courthouses

Preservationists gave Texas courthouses a lot of love this month as part of an awareness campaign. Optimistic! Image via Preservation Nation

I also believe that even Tom King is an optimist at heart!  He wouldn’t bother to criticize where we fall short; and he wouldn’t work so hard against the bureaucracy and the red tape; and he wouldn’t care who was wearing rose colored glasses and who wasn’t,  if he didn’t believe that preservation is both worthwhile and important.

Preservation Is? King Blasts Preservation Profession

This is Bricks + Mortar’s 100th blog post!   To mark the milestone, today’s “Preservation Is…” is a little bit different from the usual affirmative/aspirational/positive quote about preservation that generally makes up the “Preservation Is…” feature.  Today, I bring you a quote from the always incisive, exacting, and fearlessly opinionated CRM* and historic preservation expert, Tom King, that will whip the rose colored glasses right off of your face (or at least it did mine).

Tom King

Image via CRMPlus

The quote comes from a critique of a Historic Resource Survey of the City of Decatur, Georgia (a suburb of Atlanta) that King published on his blog, Tom King’s CRM Plus, last week.  Never shy, King blasts the historic preservation profession for its growing elitism, disconnection from the people and community it is supposed to serve, and its low-quality scholarship, calling it “pointless” and “irresponsible.”

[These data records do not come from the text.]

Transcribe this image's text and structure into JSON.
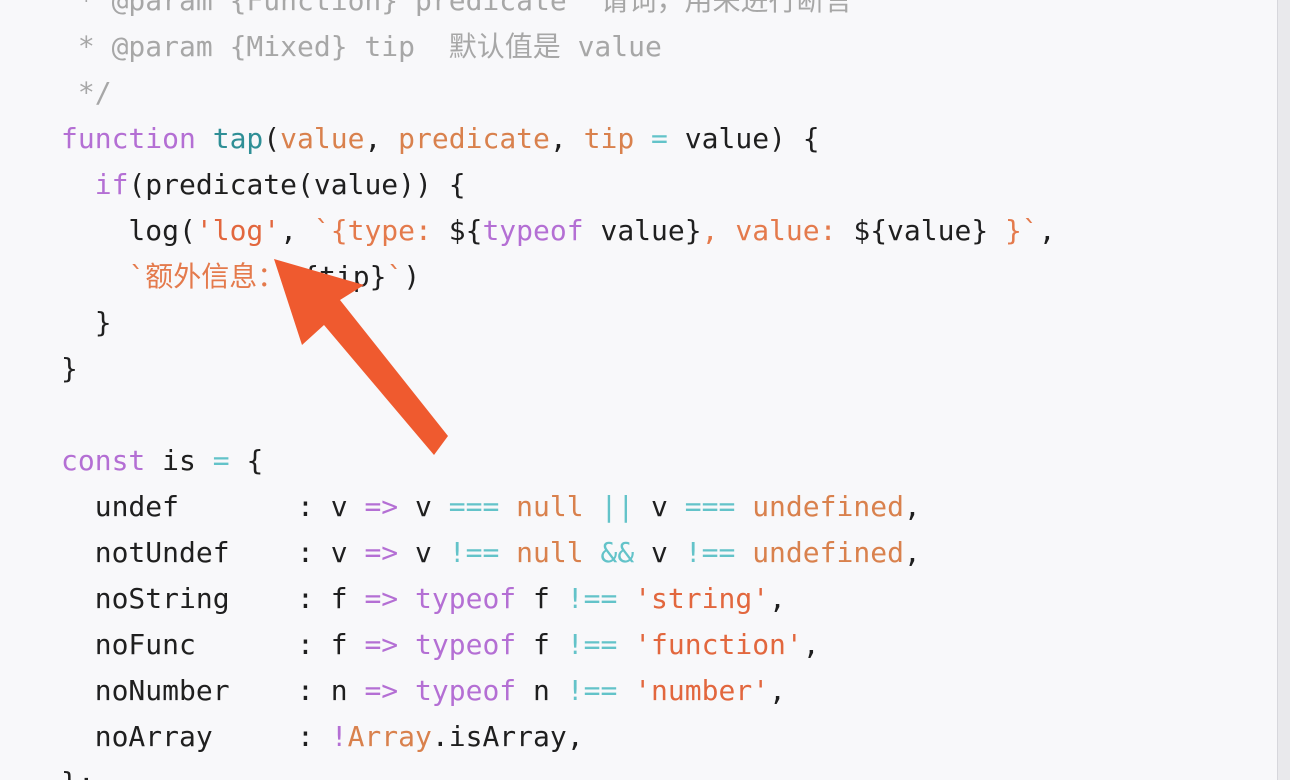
{
  "code_lines": [
    [
      {
        "t": " * @param {Function} predicate  请词，用来进行断言",
        "c": "comment"
      }
    ],
    [
      {
        "t": " * @param {Mixed} tip  默认值是 value",
        "c": "comment"
      }
    ],
    [
      {
        "t": " */",
        "c": "comment"
      }
    ],
    [
      {
        "t": "function",
        "c": "kw"
      },
      {
        "t": " ",
        "c": "id"
      },
      {
        "t": "tap",
        "c": "fn"
      },
      {
        "t": "(",
        "c": "id"
      },
      {
        "t": "value",
        "c": "param"
      },
      {
        "t": ", ",
        "c": "id"
      },
      {
        "t": "predicate",
        "c": "param"
      },
      {
        "t": ", ",
        "c": "id"
      },
      {
        "t": "tip",
        "c": "param"
      },
      {
        "t": " ",
        "c": "id"
      },
      {
        "t": "=",
        "c": "op"
      },
      {
        "t": " value) {",
        "c": "id"
      }
    ],
    [
      {
        "t": "  ",
        "c": "id"
      },
      {
        "t": "if",
        "c": "kw"
      },
      {
        "t": "(predicate(value)) {",
        "c": "id"
      }
    ],
    [
      {
        "t": "    log(",
        "c": "id"
      },
      {
        "t": "'log'",
        "c": "str"
      },
      {
        "t": ", ",
        "c": "id"
      },
      {
        "t": "`{type: ",
        "c": "tmpl"
      },
      {
        "t": "${",
        "c": "id"
      },
      {
        "t": "typeof",
        "c": "kw"
      },
      {
        "t": " value}",
        "c": "id"
      },
      {
        "t": ", value: ",
        "c": "tmpl"
      },
      {
        "t": "${value}",
        "c": "id"
      },
      {
        "t": " }`",
        "c": "tmpl"
      },
      {
        "t": ",",
        "c": "id"
      }
    ],
    [
      {
        "t": "    ",
        "c": "id"
      },
      {
        "t": "`额外信息：",
        "c": "tmpl"
      },
      {
        "t": "${tip}",
        "c": "id"
      },
      {
        "t": "`",
        "c": "tmpl"
      },
      {
        "t": ")",
        "c": "id"
      }
    ],
    [
      {
        "t": "  }",
        "c": "id"
      }
    ],
    [
      {
        "t": "}",
        "c": "id"
      }
    ],
    [
      {
        "t": "",
        "c": "id"
      }
    ],
    [
      {
        "t": "const",
        "c": "kw"
      },
      {
        "t": " is ",
        "c": "id"
      },
      {
        "t": "=",
        "c": "op"
      },
      {
        "t": " {",
        "c": "id"
      }
    ],
    [
      {
        "t": "  undef       : v ",
        "c": "id"
      },
      {
        "t": "=>",
        "c": "kw"
      },
      {
        "t": " v ",
        "c": "id"
      },
      {
        "t": "===",
        "c": "op"
      },
      {
        "t": " ",
        "c": "id"
      },
      {
        "t": "null",
        "c": "num"
      },
      {
        "t": " ",
        "c": "id"
      },
      {
        "t": "||",
        "c": "op"
      },
      {
        "t": " v ",
        "c": "id"
      },
      {
        "t": "===",
        "c": "op"
      },
      {
        "t": " ",
        "c": "id"
      },
      {
        "t": "undefined",
        "c": "num"
      },
      {
        "t": ",",
        "c": "id"
      }
    ],
    [
      {
        "t": "  notUndef    : v ",
        "c": "id"
      },
      {
        "t": "=>",
        "c": "kw"
      },
      {
        "t": " v ",
        "c": "id"
      },
      {
        "t": "!==",
        "c": "op"
      },
      {
        "t": " ",
        "c": "id"
      },
      {
        "t": "null",
        "c": "num"
      },
      {
        "t": " ",
        "c": "id"
      },
      {
        "t": "&&",
        "c": "op"
      },
      {
        "t": " v ",
        "c": "id"
      },
      {
        "t": "!==",
        "c": "op"
      },
      {
        "t": " ",
        "c": "id"
      },
      {
        "t": "undefined",
        "c": "num"
      },
      {
        "t": ",",
        "c": "id"
      }
    ],
    [
      {
        "t": "  noString    : f ",
        "c": "id"
      },
      {
        "t": "=>",
        "c": "kw"
      },
      {
        "t": " ",
        "c": "id"
      },
      {
        "t": "typeof",
        "c": "kw"
      },
      {
        "t": " f ",
        "c": "id"
      },
      {
        "t": "!==",
        "c": "op"
      },
      {
        "t": " ",
        "c": "id"
      },
      {
        "t": "'string'",
        "c": "str"
      },
      {
        "t": ",",
        "c": "id"
      }
    ],
    [
      {
        "t": "  noFunc      : f ",
        "c": "id"
      },
      {
        "t": "=>",
        "c": "kw"
      },
      {
        "t": " ",
        "c": "id"
      },
      {
        "t": "typeof",
        "c": "kw"
      },
      {
        "t": " f ",
        "c": "id"
      },
      {
        "t": "!==",
        "c": "op"
      },
      {
        "t": " ",
        "c": "id"
      },
      {
        "t": "'function'",
        "c": "str"
      },
      {
        "t": ",",
        "c": "id"
      }
    ],
    [
      {
        "t": "  noNumber    : n ",
        "c": "id"
      },
      {
        "t": "=>",
        "c": "kw"
      },
      {
        "t": " ",
        "c": "id"
      },
      {
        "t": "typeof",
        "c": "kw"
      },
      {
        "t": " n ",
        "c": "id"
      },
      {
        "t": "!==",
        "c": "op"
      },
      {
        "t": " ",
        "c": "id"
      },
      {
        "t": "'number'",
        "c": "str"
      },
      {
        "t": ",",
        "c": "id"
      }
    ],
    [
      {
        "t": "  noArray     : ",
        "c": "id"
      },
      {
        "t": "!",
        "c": "kw"
      },
      {
        "t": "Array",
        "c": "param"
      },
      {
        "t": ".isArray,",
        "c": "id"
      }
    ],
    [
      {
        "t": "};",
        "c": "id"
      }
    ]
  ],
  "colors": {
    "background": "#f8f8fa",
    "comment": "#a7a7a7",
    "keyword": "#b46fd4",
    "function": "#2f8f96",
    "param": "#d9814d",
    "operator": "#63c3c9",
    "string": "#e2673e",
    "annotation_arrow": "#ef5a2f"
  },
  "annotation": {
    "icon": "annotation-arrow-icon"
  }
}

King wrote:

… [O]ver the last twenty years or so, I have come to be alarmed at what historic preservation and CRM have become in this country – particularly in terms of their growing disconnection from the living communities that they must serve if they are to make any sense as aspects of public policy. I’ve also been dismayed at the quality of scholarship (if it can be called that) represented by their typical products. My concerns are outlined in the attached chapter from my 2011 reader, A Companion to Cultural Resource Management (Wiley-Blackwell 2011).

The Decatur “Final Report” does nothing to encourage me; it is as classic an example as I have recently seen of what has made historic preservation in this country a pointless, overly costly, elitist, and socially irresponsible activity.”

As this is the 100th post of Bricks + Mortar, I thought it might be a good time to examine his charges. After my initial reaction (eyes popping out of my head, jaw dropping, internally yelling “Nononononononono no! That is not preservation!” at the screen), I thought about what he said, his experience, his other writings, and realized it’s actually pretty difficult for me to argue with him on most of what he said, but more on that tomorrow.  Today, I want to know what YOU think.

Readers who are HP professionals, what do you say? Do you agree with King? Has the profession grown elitist? Is it disconnected? Is the standard of scholarship too low?

Readers who are not professional preservationists, what have you observed? Is HP generally thought of as a profession that is elitist and disconnected from the community? What does it offer you and your community?

What do you feel about the charge that preservation in the US has grown pointless and socially irresponsible?

*To quote King himself, the term CRM or Cultural Resource Management is “used mostly by archaeologists and much more occasionally by architectural historians and historical architects, to refer to managing historic places of archaeological, architectural, and historical interests and considering such places in compliance with environmental and historic preservation laws.”